- **The task**: Provide only the number of lines below in which the string "http" occurs.

- **Extracted data**:
________________

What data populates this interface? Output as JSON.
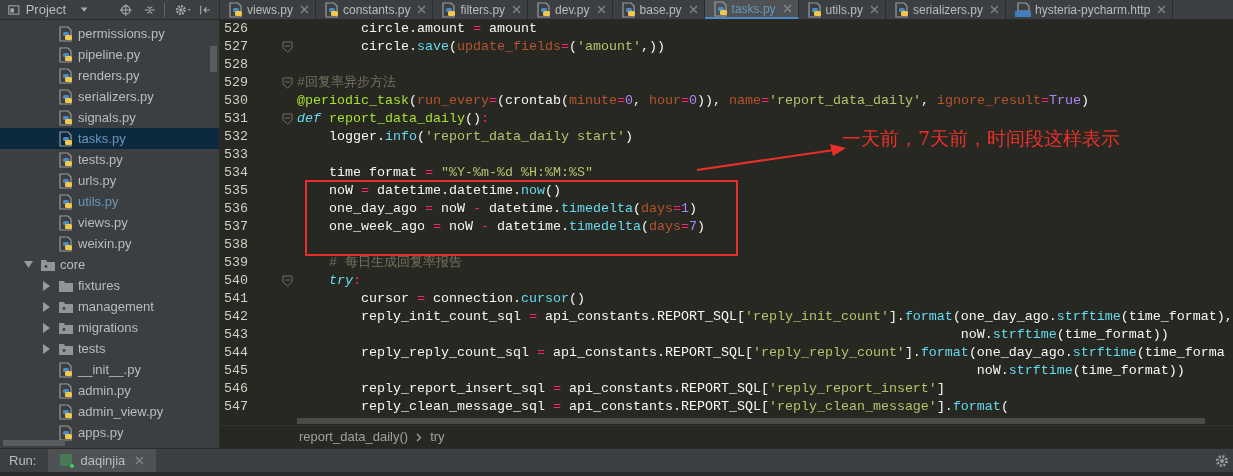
{
  "sidebar": {
    "title": "Project",
    "tree": [
      {
        "kind": "continued",
        "children": [
          {
            "kind": "python",
            "label": "permissions.py",
            "selected": false,
            "modified": false
          },
          {
            "kind": "python",
            "label": "pipeline.py",
            "selected": false,
            "modified": false
          },
          {
            "kind": "python",
            "label": "renders.py",
            "selected": false,
            "modified": false
          },
          {
            "kind": "python",
            "label": "serializers.py",
            "selected": false,
            "modified": false
          },
          {
            "kind": "python",
            "label": "signals.py",
            "selected": false,
            "modified": false
          },
          {
            "kind": "python",
            "label": "tasks.py",
            "selected": true,
            "modified": true
          },
          {
            "kind": "python",
            "label": "tests.py",
            "selected": false,
            "modified": false
          },
          {
            "kind": "python",
            "label": "urls.py",
            "selected": false,
            "modified": false
          },
          {
            "kind": "python",
            "label": "utils.py",
            "selected": false,
            "modified": true
          },
          {
            "kind": "python",
            "label": "views.py",
            "selected": false,
            "modified": false
          },
          {
            "kind": "python",
            "label": "weixin.py",
            "selected": false,
            "modified": false
          }
        ]
      },
      {
        "kind": "package",
        "label": "core",
        "expanded": true,
        "selected": false,
        "modified": false,
        "children": [
          {
            "kind": "folder",
            "label": "fixtures",
            "expanded": false,
            "selected": false,
            "modified": false
          },
          {
            "kind": "package",
            "label": "management",
            "expanded": false,
            "selected": false,
            "modified": false
          },
          {
            "kind": "package",
            "label": "migrations",
            "expanded": false,
            "selected": false,
            "modified": false
          },
          {
            "kind": "package",
            "label": "tests",
            "expanded": false,
            "selected": false,
            "modified": false
          },
          {
            "kind": "python",
            "label": "__init__.py",
            "selected": false,
            "modified": false
          },
          {
            "kind": "python",
            "label": "admin.py",
            "selected": false,
            "modified": false
          },
          {
            "kind": "python",
            "label": "admin_view.py",
            "selected": false,
            "modified": false
          },
          {
            "kind": "python",
            "label": "apps.py",
            "selected": false,
            "modified": false
          }
        ]
      }
    ]
  },
  "tabs": [
    {
      "kind": "python",
      "label": "views.py",
      "selected": false
    },
    {
      "kind": "python",
      "label": "constants.py",
      "selected": false
    },
    {
      "kind": "python",
      "label": "filters.py",
      "selected": false
    },
    {
      "kind": "python",
      "label": "dev.py",
      "selected": false
    },
    {
      "kind": "python",
      "label": "base.py",
      "selected": false
    },
    {
      "kind": "python",
      "label": "tasks.py",
      "selected": true
    },
    {
      "kind": "python",
      "label": "utils.py",
      "selected": false
    },
    {
      "kind": "python",
      "label": "serializers.py",
      "selected": false
    },
    {
      "kind": "http",
      "label": "hysteria-pycharm.http",
      "selected": false
    }
  ],
  "editor": {
    "annotation": "一天前，7天前，时间段这样表示",
    "lines": [
      {
        "number": "526",
        "tokens": [
          {
            "kind": "plain",
            "text": "        circle.amount "
          },
          {
            "kind": "op",
            "text": "="
          },
          {
            "kind": "plain",
            "text": " amount"
          }
        ]
      },
      {
        "number": "527",
        "fold": true,
        "tokens": [
          {
            "kind": "plain",
            "text": "        circle."
          },
          {
            "kind": "method",
            "text": "save"
          },
          {
            "kind": "plain",
            "text": "("
          },
          {
            "kind": "param",
            "text": "update_fields"
          },
          {
            "kind": "op",
            "text": "="
          },
          {
            "kind": "plain",
            "text": "("
          },
          {
            "kind": "string",
            "text": "'amount'"
          },
          {
            "kind": "plain",
            "text": ",))"
          }
        ]
      },
      {
        "number": "528"
      },
      {
        "number": "529",
        "fold": true,
        "tokens": [
          {
            "kind": "comment",
            "text": "#回复率异步方法"
          }
        ]
      },
      {
        "number": "530",
        "tokens": [
          {
            "kind": "decorator",
            "text": "@periodic_task"
          },
          {
            "kind": "plain",
            "text": "("
          },
          {
            "kind": "param",
            "text": "run_every"
          },
          {
            "kind": "op",
            "text": "="
          },
          {
            "kind": "plain",
            "text": "(crontab("
          },
          {
            "kind": "param",
            "text": "minute"
          },
          {
            "kind": "op",
            "text": "="
          },
          {
            "kind": "number",
            "text": "0"
          },
          {
            "kind": "plain",
            "text": ", "
          },
          {
            "kind": "param",
            "text": "hour"
          },
          {
            "kind": "op",
            "text": "="
          },
          {
            "kind": "number",
            "text": "0"
          },
          {
            "kind": "plain",
            "text": ")), "
          },
          {
            "kind": "param",
            "text": "name"
          },
          {
            "kind": "op",
            "text": "="
          },
          {
            "kind": "string",
            "text": "'report_data_daily'"
          },
          {
            "kind": "plain",
            "text": ", "
          },
          {
            "kind": "param",
            "text": "ignore_result"
          },
          {
            "kind": "op",
            "text": "="
          },
          {
            "kind": "number",
            "text": "True"
          },
          {
            "kind": "plain",
            "text": ")"
          }
        ]
      },
      {
        "number": "531",
        "fold": true,
        "tokens": [
          {
            "kind": "keyword",
            "text": "def"
          },
          {
            "kind": "function",
            "text": " report_data_daily"
          },
          {
            "kind": "plain",
            "text": "()"
          },
          {
            "kind": "op",
            "text": ":"
          }
        ]
      },
      {
        "number": "532",
        "tokens": [
          {
            "kind": "plain",
            "text": "    logger."
          },
          {
            "kind": "method",
            "text": "info"
          },
          {
            "kind": "plain",
            "text": "("
          },
          {
            "kind": "string",
            "text": "'report_data_daily start'"
          },
          {
            "kind": "plain",
            "text": ")"
          }
        ]
      },
      {
        "number": "533"
      },
      {
        "number": "534",
        "tokens": [
          {
            "kind": "plain",
            "text": "    time format "
          },
          {
            "kind": "op",
            "text": "="
          },
          {
            "kind": "string",
            "text": " \"%Y-%m-%d %H:%M:%S\""
          }
        ]
      },
      {
        "number": "535",
        "tokens": [
          {
            "kind": "plain",
            "text": "    noW "
          },
          {
            "kind": "op",
            "text": "="
          },
          {
            "kind": "plain",
            "text": " datetime.datetime."
          },
          {
            "kind": "method",
            "text": "now"
          },
          {
            "kind": "plain",
            "text": "()"
          }
        ]
      },
      {
        "number": "536",
        "tokens": [
          {
            "kind": "plain",
            "text": "    one_day_ago "
          },
          {
            "kind": "op",
            "text": "="
          },
          {
            "kind": "plain",
            "text": " noW "
          },
          {
            "kind": "op",
            "text": "-"
          },
          {
            "kind": "plain",
            "text": " datetime."
          },
          {
            "kind": "method",
            "text": "timedelta"
          },
          {
            "kind": "plain",
            "text": "("
          },
          {
            "kind": "param",
            "text": "days"
          },
          {
            "kind": "op",
            "text": "="
          },
          {
            "kind": "number",
            "text": "1"
          },
          {
            "kind": "plain",
            "text": ")"
          }
        ]
      },
      {
        "number": "537",
        "tokens": [
          {
            "kind": "plain",
            "text": "    one_week_ago "
          },
          {
            "kind": "op",
            "text": "="
          },
          {
            "kind": "plain",
            "text": " noW "
          },
          {
            "kind": "op",
            "text": "-"
          },
          {
            "kind": "plain",
            "text": " datetime."
          },
          {
            "kind": "method",
            "text": "timedelta"
          },
          {
            "kind": "plain",
            "text": "("
          },
          {
            "kind": "param",
            "text": "days"
          },
          {
            "kind": "op",
            "text": "="
          },
          {
            "kind": "number",
            "text": "7"
          },
          {
            "kind": "plain",
            "text": ")"
          }
        ]
      },
      {
        "number": "538"
      },
      {
        "number": "539",
        "tokens": [
          {
            "kind": "comment",
            "text": "    # 每日生成回复率报告"
          }
        ]
      },
      {
        "number": "540",
        "fold": true,
        "tokens": [
          {
            "kind": "keyword",
            "text": "    try"
          },
          {
            "kind": "op",
            "text": ":"
          }
        ]
      },
      {
        "number": "541",
        "tokens": [
          {
            "kind": "plain",
            "text": "        cursor "
          },
          {
            "kind": "op",
            "text": "="
          },
          {
            "kind": "plain",
            "text": " connection."
          },
          {
            "kind": "method",
            "text": "cursor"
          },
          {
            "kind": "plain",
            "text": "()"
          }
        ]
      },
      {
        "number": "542",
        "tokens": [
          {
            "kind": "plain",
            "text": "        reply_init_count_sql "
          },
          {
            "kind": "op",
            "text": "="
          },
          {
            "kind": "plain",
            "text": " api_constants.REPORT_SQL["
          },
          {
            "kind": "string",
            "text": "'reply_init_count'"
          },
          {
            "kind": "plain",
            "text": "]."
          },
          {
            "kind": "method",
            "text": "format"
          },
          {
            "kind": "plain",
            "text": "(one_day_ago."
          },
          {
            "kind": "method",
            "text": "strftime"
          },
          {
            "kind": "plain",
            "text": "(time_format),"
          }
        ]
      },
      {
        "number": "543",
        "tokens": [
          {
            "kind": "plain",
            "text": "                                                                                   noW."
          },
          {
            "kind": "method",
            "text": "strftime"
          },
          {
            "kind": "plain",
            "text": "(time_format))"
          }
        ]
      },
      {
        "number": "544",
        "tokens": [
          {
            "kind": "plain",
            "text": "        reply_reply_count_sql "
          },
          {
            "kind": "op",
            "text": "="
          },
          {
            "kind": "plain",
            "text": " api_constants.REPORT_SQL["
          },
          {
            "kind": "string",
            "text": "'reply_reply_count'"
          },
          {
            "kind": "plain",
            "text": "]."
          },
          {
            "kind": "method",
            "text": "format"
          },
          {
            "kind": "plain",
            "text": "(one_day_ago."
          },
          {
            "kind": "method",
            "text": "strftime"
          },
          {
            "kind": "plain",
            "text": "(time_forma"
          }
        ]
      },
      {
        "number": "545",
        "tokens": [
          {
            "kind": "plain",
            "text": "                                                                                     noW."
          },
          {
            "kind": "method",
            "text": "strftime"
          },
          {
            "kind": "plain",
            "text": "(time_format))"
          }
        ]
      },
      {
        "number": "546",
        "tokens": [
          {
            "kind": "plain",
            "text": "        reply_report_insert_sql "
          },
          {
            "kind": "op",
            "text": "="
          },
          {
            "kind": "plain",
            "text": " api_constants.REPORT_SQL["
          },
          {
            "kind": "string",
            "text": "'reply_report_insert'"
          },
          {
            "kind": "plain",
            "text": "]"
          }
        ]
      },
      {
        "number": "547",
        "tokens": [
          {
            "kind": "plain",
            "text": "        reply_clean_message_sql "
          },
          {
            "kind": "op",
            "text": "="
          },
          {
            "kind": "plain",
            "text": " api_constants.REPORT_SQL["
          },
          {
            "kind": "string",
            "text": "'reply_clean_message'"
          },
          {
            "kind": "plain",
            "text": "]."
          },
          {
            "kind": "method",
            "text": "format"
          },
          {
            "kind": "plain",
            "text": "("
          }
        ]
      }
    ]
  },
  "breadcrumbs": [
    "report_data_daily()",
    "try"
  ],
  "run_bar": {
    "label": "Run:",
    "tabs": [
      {
        "label": "daqinjia"
      }
    ]
  }
}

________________

- **Written answer**: 2